|When RAM of differing specs are installed together, ALL the RAM will run at the settings of the weakest link. So if you have "fast" RAM with timings like 4-4-4-12 & team it up with "slow" RAM of 6-6-6-18, ALL the RAM will run as 6-6-6-18 unless the timings are configured manually. However, CL6 RAM may become unstable if it's run at CL4.|
Same goes for RAM frequency. If you team up DDR2-800 with DDR2-667, ALL RAM will run as DDR2-667. And if you attempt to run DDR2-667 at DDR2-800 frequency (400Mhz), it will likley become unstable or prevent the system from booting.

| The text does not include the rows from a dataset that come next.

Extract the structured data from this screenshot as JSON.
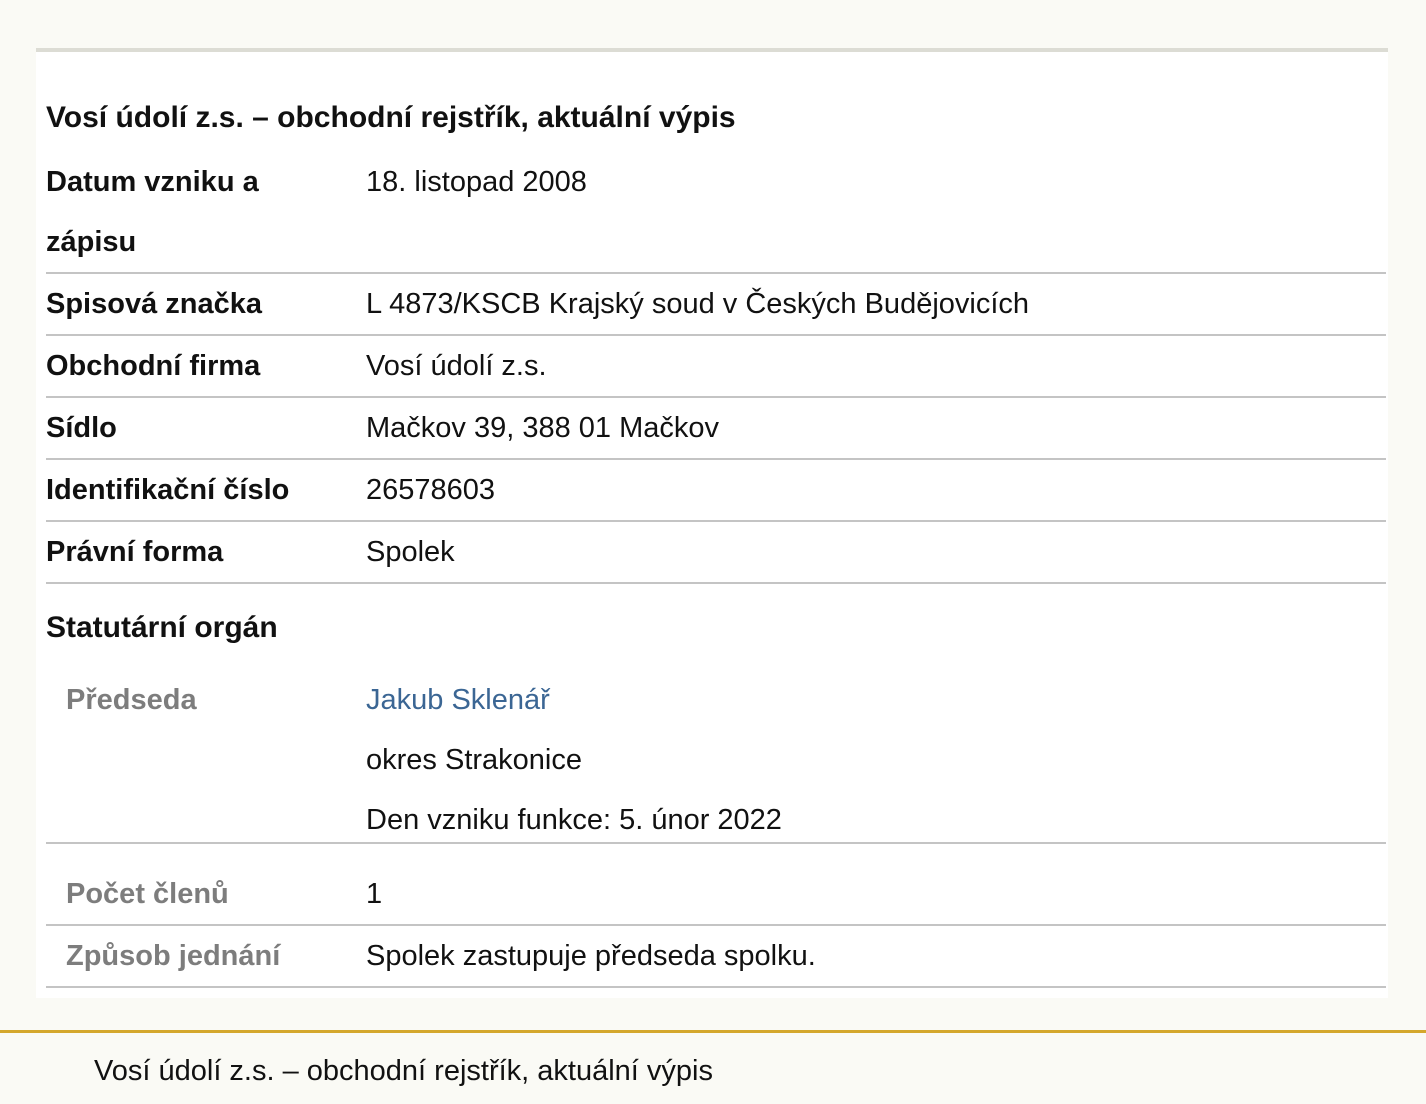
{
  "page": {
    "title": "Vosí údolí z.s. – obchodní rejstřík, aktuální výpis"
  },
  "rows": {
    "datum": {
      "label": "Datum vzniku a zápisu",
      "value": "18. listopad 2008"
    },
    "spisova": {
      "label": "Spisová značka",
      "value": "L 4873/KSCB Krajský soud v Českých Budějovicích"
    },
    "firma": {
      "label": "Obchodní firma",
      "value": "Vosí údolí z.s."
    },
    "sidlo": {
      "label": "Sídlo",
      "value": "Mačkov 39, 388 01 Mačkov"
    },
    "ico": {
      "label": "Identifikační číslo",
      "value": "26578603"
    },
    "forma": {
      "label": "Právní forma",
      "value": "Spolek"
    }
  },
  "statutarni": {
    "title": "Statutární orgán",
    "predseda": {
      "label": "Předseda",
      "name": "Jakub Sklenář",
      "district": "okres Strakonice",
      "since": "Den vzniku funkce: 5. únor 2022"
    },
    "pocet": {
      "label": "Počet členů",
      "value": "1"
    },
    "zpusob": {
      "label": "Způsob jednání",
      "value": "Spolek zastupuje předseda spolku."
    }
  },
  "footer": {
    "text": "Vosí údolí z.s. – obchodní rejstřík, aktuální výpis"
  },
  "colors": {
    "link": "#3b6694",
    "accent": "#d4a72c",
    "muted_label": "#7d7d7d"
  }
}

Your problem isn't timings, it's that your DDR2-800 is only running at 625MHz. Are you 100% sure that all your RAM is DDR2-800? Because DDR2-667 will run at 625MHz when it's paired up with an AMD CPU with 14x multipler. That's the way the memory divider works with that particular config. And since you've said there's no way to increase the RAM frequency setting in the BIOS, the only way to increase the RAM speed would be to increase the CPU frequency. The problem with raising the CPU frequency is that doing so will increase the HT frequency. The HT frequency doesn't require overclocking & should be kept as close to it's default speed of 1000MHz as possible. If the HT bus is too far out of spec, the system may become unstable.
This table lists the resulting memory settings based on the CPU frequency & multiplier settings:

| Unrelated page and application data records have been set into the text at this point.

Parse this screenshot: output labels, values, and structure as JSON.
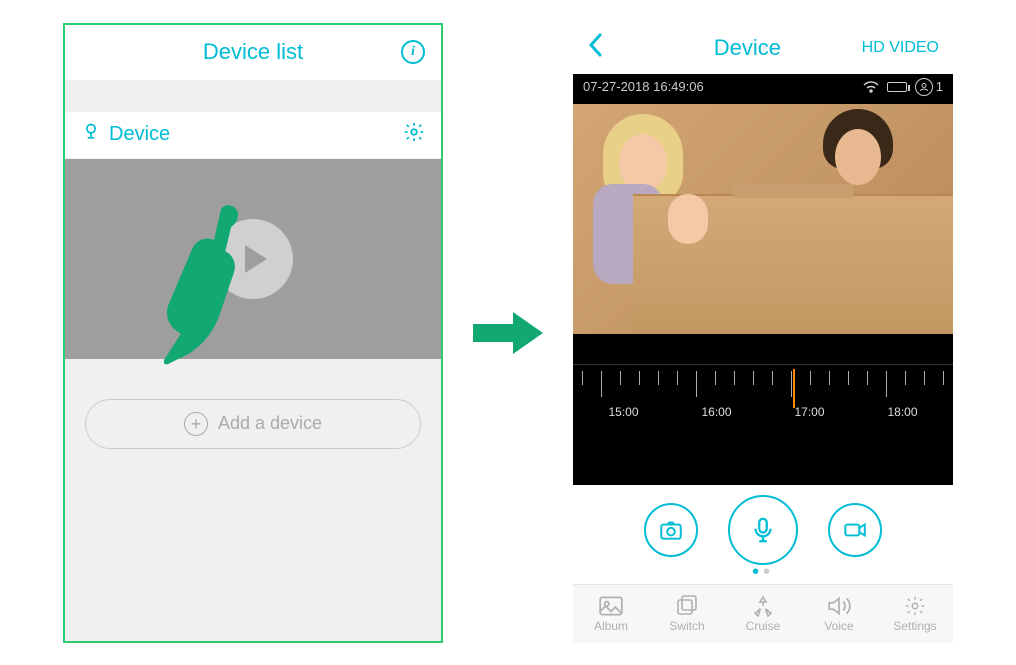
{
  "left": {
    "title": "Device list",
    "device_label": "Device",
    "add_label": "Add a device"
  },
  "right": {
    "title": "Device",
    "quality": "HD VIDEO",
    "timestamp": "07-27-2018 16:49:06",
    "user_count": "1",
    "timeline": {
      "labels": [
        "15:00",
        "16:00",
        "17:00",
        "18:00"
      ]
    },
    "tabs": {
      "album": "Album",
      "switch": "Switch",
      "cruise": "Cruise",
      "voice": "Voice",
      "settings": "Settings"
    }
  }
}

The bottomline is you have a crappy motherboard with a crappy BIOS that has very limited overclocking options. There is no work-around. Either live with it or buy a new board.